One of my crazier critics is now evidently claiming that I hurriedly joined the board of Salt Press in order to improve my public image after the very recent unpleasantness at the Maxwell Institute.
I joined the Salt Press board between eighteen months and two years ago, to the best of my recollection. Maybe longer than that. I think I’ve been there from the first, or nearly so.
This sort of nonsense reminds me of one of my favorite accusations from a critic:
Many years ago, a certain ex-Mormon was publicly claiming that, while we were in the old Language Training Mission (LTM) together preparing to be sent overseas, he had asked me why I didn’t hold the Book of Mormon to the same standards to which I held the Bible. I had allegedly answered that I didn’t do so because the Book of Mormon couldn’t withstand such scrutiny.
The story is transparently absurd on its face, of course. When I was nineteen, I hadn’t published anything on the Book of Mormon nor, for that matter (apart from my high school newspaper), on anything else. I had no reputation as an apologist, let alone as a defender of the Book of Mormon, because I wasn’t one. I was an underclassman who had just changed his major from mathematics to classical Greek. And, if I had really believed the Book of Mormon to be indefensible, I wouldn’t have been in the Language Training Mission at all. I wouldn’t have been a member of the Church.

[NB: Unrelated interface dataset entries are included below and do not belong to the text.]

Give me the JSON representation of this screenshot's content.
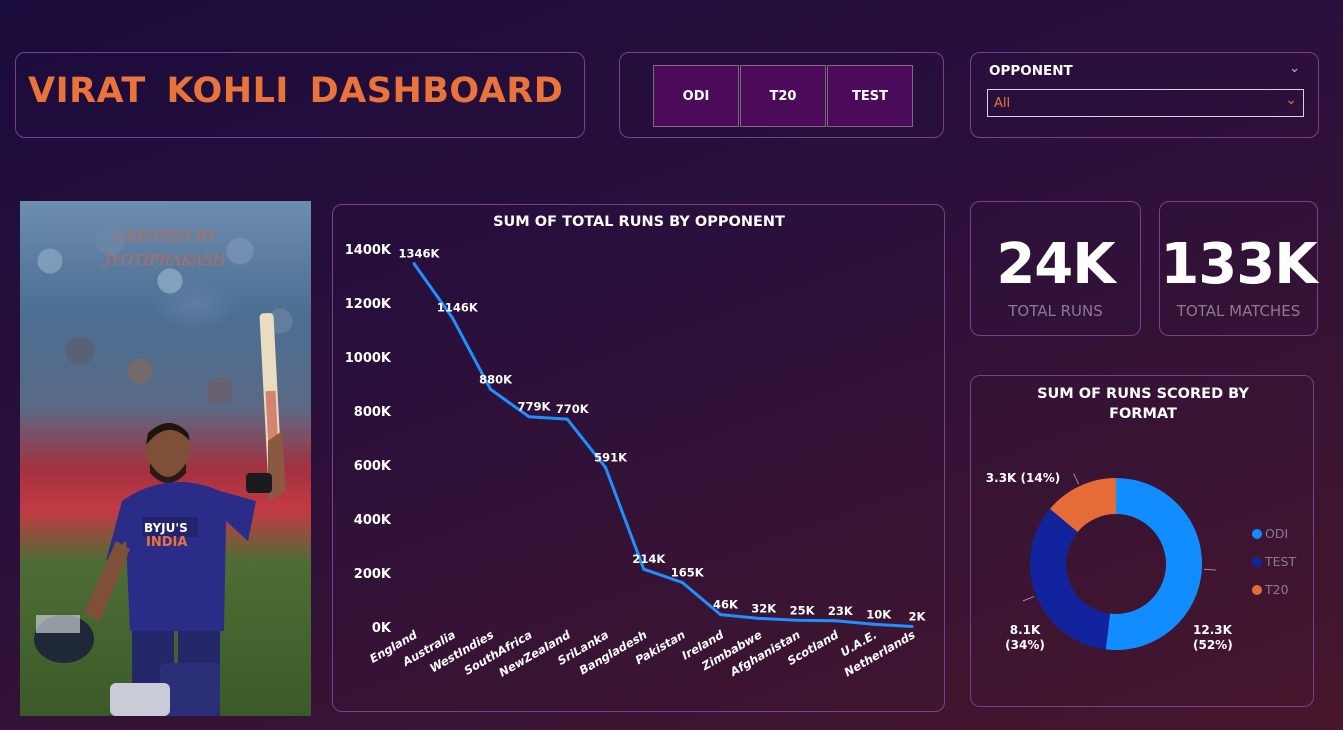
{
  "dashboard": {
    "title": "VIRAT  KOHLI  DASHBOARD",
    "format_buttons": [
      "ODI",
      "T20",
      "TEST"
    ],
    "slicer": {
      "title": "OPPONENT",
      "selected": "All"
    },
    "photo_watermark": [
      "CREATED BY",
      "JYOTIPRAKASH"
    ]
  },
  "kpis": {
    "total_runs": {
      "value": "24K",
      "label": "TOTAL RUNS"
    },
    "total_matches": {
      "value": "133K",
      "label": "TOTAL MATCHES"
    }
  },
  "colors": {
    "accent": "#e8743b",
    "line": "#1e90ff",
    "odi": "#118dff",
    "test": "#12239e",
    "t20": "#e66c37"
  },
  "chart_data": [
    {
      "type": "line",
      "title": "SUM OF TOTAL RUNS BY OPPONENT",
      "categories": [
        "England",
        "Australia",
        "WestIndies",
        "SouthAfrica",
        "NewZealand",
        "SriLanka",
        "Bangladesh",
        "Pakistan",
        "Ireland",
        "Zimbabwe",
        "Afghanistan",
        "Scotland",
        "U.A.E.",
        "Netherlands"
      ],
      "values": [
        1346,
        1146,
        880,
        779,
        770,
        591,
        214,
        165,
        46,
        32,
        25,
        23,
        10,
        2
      ],
      "data_labels": [
        "1346K",
        "1146K",
        "880K",
        "779K",
        "770K",
        "591K",
        "214K",
        "165K",
        "46K",
        "32K",
        "25K",
        "23K",
        "10K",
        "2K"
      ],
      "yticks": [
        0,
        200,
        400,
        600,
        800,
        1000,
        1200,
        1400
      ],
      "ytick_labels": [
        "0K",
        "200K",
        "400K",
        "600K",
        "800K",
        "1000K",
        "1200K",
        "1400K"
      ],
      "ylim": [
        0,
        1400
      ],
      "grid": false
    },
    {
      "type": "pie",
      "title": [
        "SUM OF RUNS SCORED BY",
        "FORMAT"
      ],
      "donut": true,
      "slices": [
        {
          "name": "ODI",
          "value": 12.3,
          "label": [
            "12.3K",
            "(52%)"
          ]
        },
        {
          "name": "TEST",
          "value": 8.1,
          "label": [
            "8.1K",
            "(34%)"
          ]
        },
        {
          "name": "T20",
          "value": 3.3,
          "label": [
            "3.3K (14%)"
          ]
        }
      ],
      "legend": [
        "ODI",
        "TEST",
        "T20"
      ],
      "legend_position": "right"
    }
  ]
}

Most importantly, though, I couldn’t recall having ever met the guy.
So I wrote to him and asked when he had entered the LTM. “October 1973,” he replied. But I had entered the LTM in June 1972. By the time he began his mission, I was nearly 75% done with mine. And we didn’t serve in the same mission. I don’t think we even spoke the same mission language (though I may be wrong on that one).
At which point, he accused me of lying about the years of my mission.
I suppose there’ll always be hostile critics. I wish they could all be so zany, though. Too often, alas, they want to be taken seriously.